The Labor Department's overtime plan is holding up passage of a major spending bill in Congress. Shortly before lawmakers were to take up the stalled bill again, Sen. Arlen Specter (search), R-Pa., chairman of the labor appropriations subcommittee, summoned Labor Secretary Elaine Chao to a hearing to explain why her department was pressing for the overtime changes.

Chao said the current rules are outdated and confusing, and haven't been updated in decades. Employers are being subjected to $2 billion in "needless litigation" annually because companies and their workers do not clearly understand their obligations and rights, she said. The Labor Department could not say how many of the lawsuits came from willful violations by employers.

"Our intent is not to take away overtime -- not at all," Chao said of the proposal. "Our purpose is to protect workers."

Specter said the proposal's new definitions of professional, executive and administrative employees are still ambiguous, and would face plenty of lawsuits. "I'd like to limit litigation ... but I don't think it does that," he said.
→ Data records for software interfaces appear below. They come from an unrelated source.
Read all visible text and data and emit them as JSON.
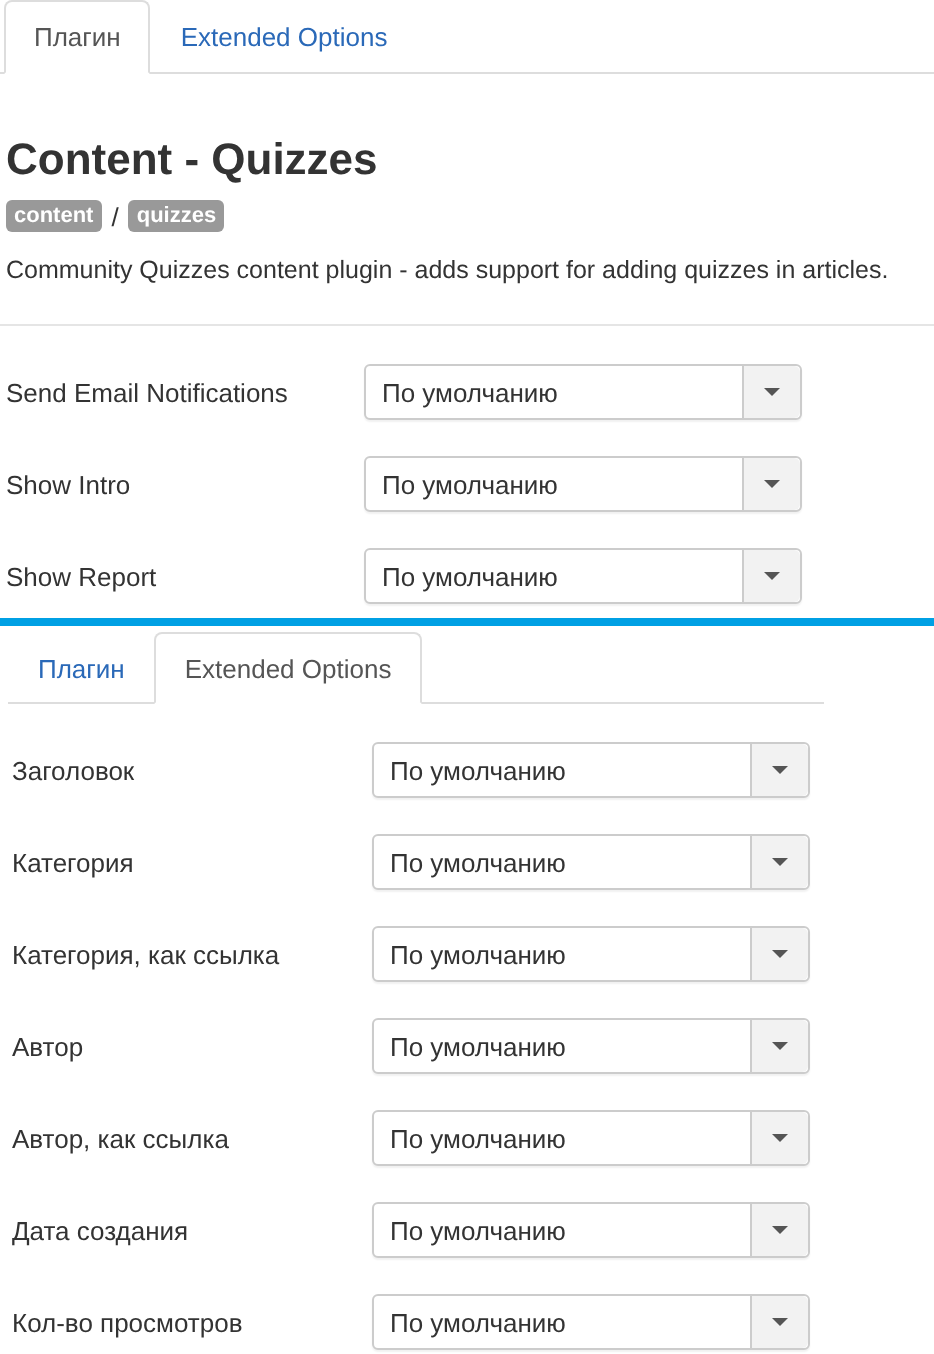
{
  "panels": [
    {
      "tabs": [
        {
          "label": "Плагин",
          "selected": true
        },
        {
          "label": "Extended Options",
          "selected": false
        }
      ],
      "header": {
        "title": "Content - Quizzes",
        "tags": [
          "content",
          "quizzes"
        ],
        "separator": "/",
        "description": "Community Quizzes content plugin - adds support for adding quizzes in articles."
      },
      "fields": [
        {
          "label": "Send Email Notifications",
          "value": "По умолчанию"
        },
        {
          "label": "Show Intro",
          "value": "По умолчанию"
        },
        {
          "label": "Show Report",
          "value": "По умолчанию"
        }
      ]
    },
    {
      "tabs": [
        {
          "label": "Плагин",
          "selected": false
        },
        {
          "label": "Extended Options",
          "selected": true
        }
      ],
      "fields": [
        {
          "label": "Заголовок",
          "value": "По умолчанию"
        },
        {
          "label": "Категория",
          "value": "По умолчанию"
        },
        {
          "label": "Категория, как ссылка",
          "value": "По умолчанию"
        },
        {
          "label": "Автор",
          "value": "По умолчанию"
        },
        {
          "label": "Автор, как ссылка",
          "value": "По умолчанию"
        },
        {
          "label": "Дата создания",
          "value": "По умолчанию"
        },
        {
          "label": "Кол-во просмотров",
          "value": "По умолчанию"
        }
      ]
    }
  ]
}
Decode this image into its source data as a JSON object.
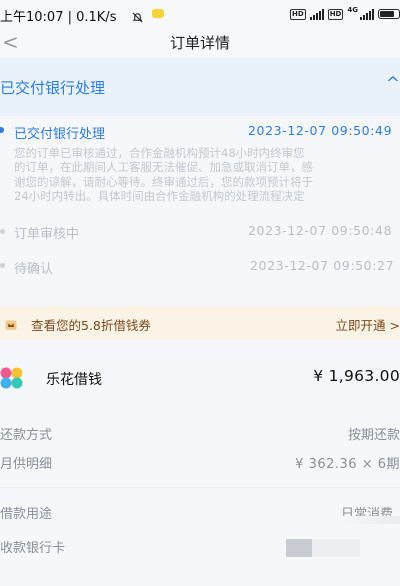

The plan, which is expected to be issued in final form by March 31 and does not require approval by Congress, has been embroiled in controversy because it would remove overtime protections for millions of higher-paid workers. But exactly how many people and what kinds of occupations would be affected are unclear.

The Labor Department (search) claims that just 644,000 white-collar workers would lose their overtime pay. But the proposal itself reads that an additional 1.5 million to 2.7 million "will be more readily identified as exempt."

A study by a liberal think tank, the Economic Policy Institute (search), found that as many as 8 million workers could lose their overtime pay protections. Economist Jared Bernstein testified that the Labor Department only counts workers who currently are paid overtime, while EPI includes all workers covered by the protections, even if they never work overtime. Labor Department officials countered that EPI's study is erroneous because it counts part-time workers.

Congress is particularly sensitive to overtime pay changes in an election year. Specter, who is seeking union support for his re-election bid, has fought for a measure that would prevent the department from issuing any final regulations that would cut overtime pay protections for workers.

After days of intense negotiations before Congress adjourned last year, the White House prevailed and stripped that provision from the spending bill. Democrats and some Republicans have vowed to block the bill, which provides $373 billion in new funds for the 2004 budget year, because it does not contain the overtime measure.

Specter said he and other key budget appropriators sought meetings with Chao late last year on the issue, but were rebuffed. Chao said she never received the messages.

Chao said the proposal would guarantee overtime pay protections for 1.3 million low-wage workers. She criticized an Associated Press report that said her department, in the published summary of its proposed rule, listed several ways that employers could avoid paying overtime to those low-wage workers. Chao said those suggestions were part of an economic analysis required by law.

Employers' options to reduce costs, as detailed by the Labor Department, include cutting the wages of the 1.3 million low-wage workers newly eligible for overtime, then adding the overtime to equal the original salary; or raising salaries to the new $22,100 annual threshold so they would be ineligible.